EXERCISE DESCRIPTION: Write out the records again, exactly, leaving none out.

=== Section Start ===

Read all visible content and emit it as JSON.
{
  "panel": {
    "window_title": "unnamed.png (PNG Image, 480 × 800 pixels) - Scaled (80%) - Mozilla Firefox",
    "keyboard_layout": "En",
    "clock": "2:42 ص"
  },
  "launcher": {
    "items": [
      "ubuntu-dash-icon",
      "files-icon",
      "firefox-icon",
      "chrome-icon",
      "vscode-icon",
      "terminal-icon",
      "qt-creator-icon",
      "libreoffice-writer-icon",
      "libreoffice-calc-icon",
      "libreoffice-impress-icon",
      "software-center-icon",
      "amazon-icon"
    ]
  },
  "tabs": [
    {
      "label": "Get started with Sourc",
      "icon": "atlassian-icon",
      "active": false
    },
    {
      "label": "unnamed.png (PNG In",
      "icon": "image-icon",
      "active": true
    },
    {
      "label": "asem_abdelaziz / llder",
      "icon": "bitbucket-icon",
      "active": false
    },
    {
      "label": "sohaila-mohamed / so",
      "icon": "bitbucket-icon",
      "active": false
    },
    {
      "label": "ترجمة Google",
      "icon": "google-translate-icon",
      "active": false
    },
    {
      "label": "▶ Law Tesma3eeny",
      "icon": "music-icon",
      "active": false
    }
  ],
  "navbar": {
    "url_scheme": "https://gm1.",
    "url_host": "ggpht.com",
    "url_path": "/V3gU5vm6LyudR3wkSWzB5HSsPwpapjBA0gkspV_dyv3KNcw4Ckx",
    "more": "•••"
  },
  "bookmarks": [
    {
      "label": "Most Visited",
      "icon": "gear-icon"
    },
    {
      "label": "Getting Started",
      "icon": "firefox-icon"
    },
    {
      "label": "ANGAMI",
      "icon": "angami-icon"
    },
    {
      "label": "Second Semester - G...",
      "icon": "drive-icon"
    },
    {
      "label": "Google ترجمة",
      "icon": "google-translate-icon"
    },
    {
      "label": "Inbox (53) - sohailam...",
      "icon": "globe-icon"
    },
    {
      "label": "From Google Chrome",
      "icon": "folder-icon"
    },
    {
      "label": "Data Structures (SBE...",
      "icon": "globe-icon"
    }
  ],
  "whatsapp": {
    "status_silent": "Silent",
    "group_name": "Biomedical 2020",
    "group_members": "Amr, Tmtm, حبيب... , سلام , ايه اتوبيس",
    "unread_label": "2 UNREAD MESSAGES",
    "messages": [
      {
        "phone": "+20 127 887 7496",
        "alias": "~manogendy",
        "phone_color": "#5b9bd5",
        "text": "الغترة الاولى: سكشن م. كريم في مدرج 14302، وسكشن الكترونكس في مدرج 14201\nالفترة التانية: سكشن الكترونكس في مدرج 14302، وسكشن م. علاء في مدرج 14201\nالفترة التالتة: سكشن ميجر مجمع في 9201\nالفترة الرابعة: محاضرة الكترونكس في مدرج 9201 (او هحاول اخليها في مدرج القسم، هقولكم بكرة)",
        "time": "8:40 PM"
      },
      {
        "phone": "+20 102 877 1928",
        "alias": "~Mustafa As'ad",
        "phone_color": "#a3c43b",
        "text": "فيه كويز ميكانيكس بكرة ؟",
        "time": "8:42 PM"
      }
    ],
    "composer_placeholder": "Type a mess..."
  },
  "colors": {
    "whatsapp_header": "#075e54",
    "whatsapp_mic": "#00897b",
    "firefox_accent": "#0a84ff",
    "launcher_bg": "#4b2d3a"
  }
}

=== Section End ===

YOUR RESPONSE:
Read all visible content and emit it as JSON.
{
  "panel": {
    "window_title": "unnamed.png (PNG Image, 480 × 800 pixels) - Scaled (80%) - Mozilla Firefox",
    "keyboard_layout": "En",
    "clock": "2:42 ص"
  },
  "launcher": {
    "items": [
      "ubuntu-dash-icon",
      "files-icon",
      "firefox-icon",
      "chrome-icon",
      "vscode-icon",
      "terminal-icon",
      "qt-creator-icon",
      "libreoffice-writer-icon",
      "libreoffice-calc-icon",
      "libreoffice-impress-icon",
      "software-center-icon",
      "amazon-icon"
    ]
  },
  "tabs": [
    {
      "label": "Get started with Sourc",
      "icon": "atlassian-icon",
      "active": false
    },
    {
      "label": "unnamed.png (PNG In",
      "icon": "image-icon",
      "active": true
    },
    {
      "label": "asem_abdelaziz / llder",
      "icon": "bitbucket-icon",
      "active": false
    },
    {
      "label": "sohaila-mohamed / so",
      "icon": "bitbucket-icon",
      "active": false
    },
    {
      "label": "ترجمة Google",
      "icon": "google-translate-icon",
      "active": false
    },
    {
      "label": "▶ Law Tesma3eeny",
      "icon": "music-icon",
      "active": false
    }
  ],
  "navbar": {
    "url_scheme": "https://gm1.",
    "url_host": "ggpht.com",
    "url_path": "/V3gU5vm6LyudR3wkSWzB5HSsPwpapjBA0gkspV_dyv3KNcw4Ckx",
    "more": "•••"
  },
  "bookmarks": [
    {
      "label": "Most Visited",
      "icon": "gear-icon"
    },
    {
      "label": "Getting Started",
      "icon": "firefox-icon"
    },
    {
      "label": "ANGAMI",
      "icon": "angami-icon"
    },
    {
      "label": "Second Semester - G...",
      "icon": "drive-icon"
    },
    {
      "label": "Google ترجمة",
      "icon": "google-translate-icon"
    },
    {
      "label": "Inbox (53) - sohailam...",
      "icon": "globe-icon"
    },
    {
      "label": "From Google Chrome",
      "icon": "folder-icon"
    },
    {
      "label": "Data Structures (SBE...",
      "icon": "globe-icon"
    }
  ],
  "whatsapp": {
    "status_silent": "Silent",
    "group_name": "Biomedical 2020",
    "group_members": "Amr, Tmtm, حبيب... , سلام , ايه اتوبيس",
    "unread_label": "2 UNREAD MESSAGES",
    "messages": [
      {
        "phone": "+20 127 887 7496",
        "alias": "~manogendy",
        "phone_color": "#5b9bd5",
        "text": "الغترة الاولى: سكشن م. كريم في مدرج 14302، وسكشن الكترونكس في مدرج 14201\nالفترة التانية: سكشن الكترونكس في مدرج 14302، وسكشن م. علاء في مدرج 14201\nالفترة التالتة: سكشن ميجر مجمع في 9201\nالفترة الرابعة: محاضرة الكترونكس في مدرج 9201 (او هحاول اخليها في مدرج القسم، هقولكم بكرة)",
        "time": "8:40 PM"
      },
      {
        "phone": "+20 102 877 1928",
        "alias": "~Mustafa As'ad",
        "phone_color": "#a3c43b",
        "text": "فيه كويز ميكانيكس بكرة ؟",
        "time": "8:42 PM"
      }
    ],
    "composer_placeholder": "Type a mess..."
  },
  "colors": {
    "whatsapp_header": "#075e54",
    "whatsapp_mic": "#00897b",
    "firefox_accent": "#0a84ff",
    "launcher_bg": "#4b2d3a"
  }
}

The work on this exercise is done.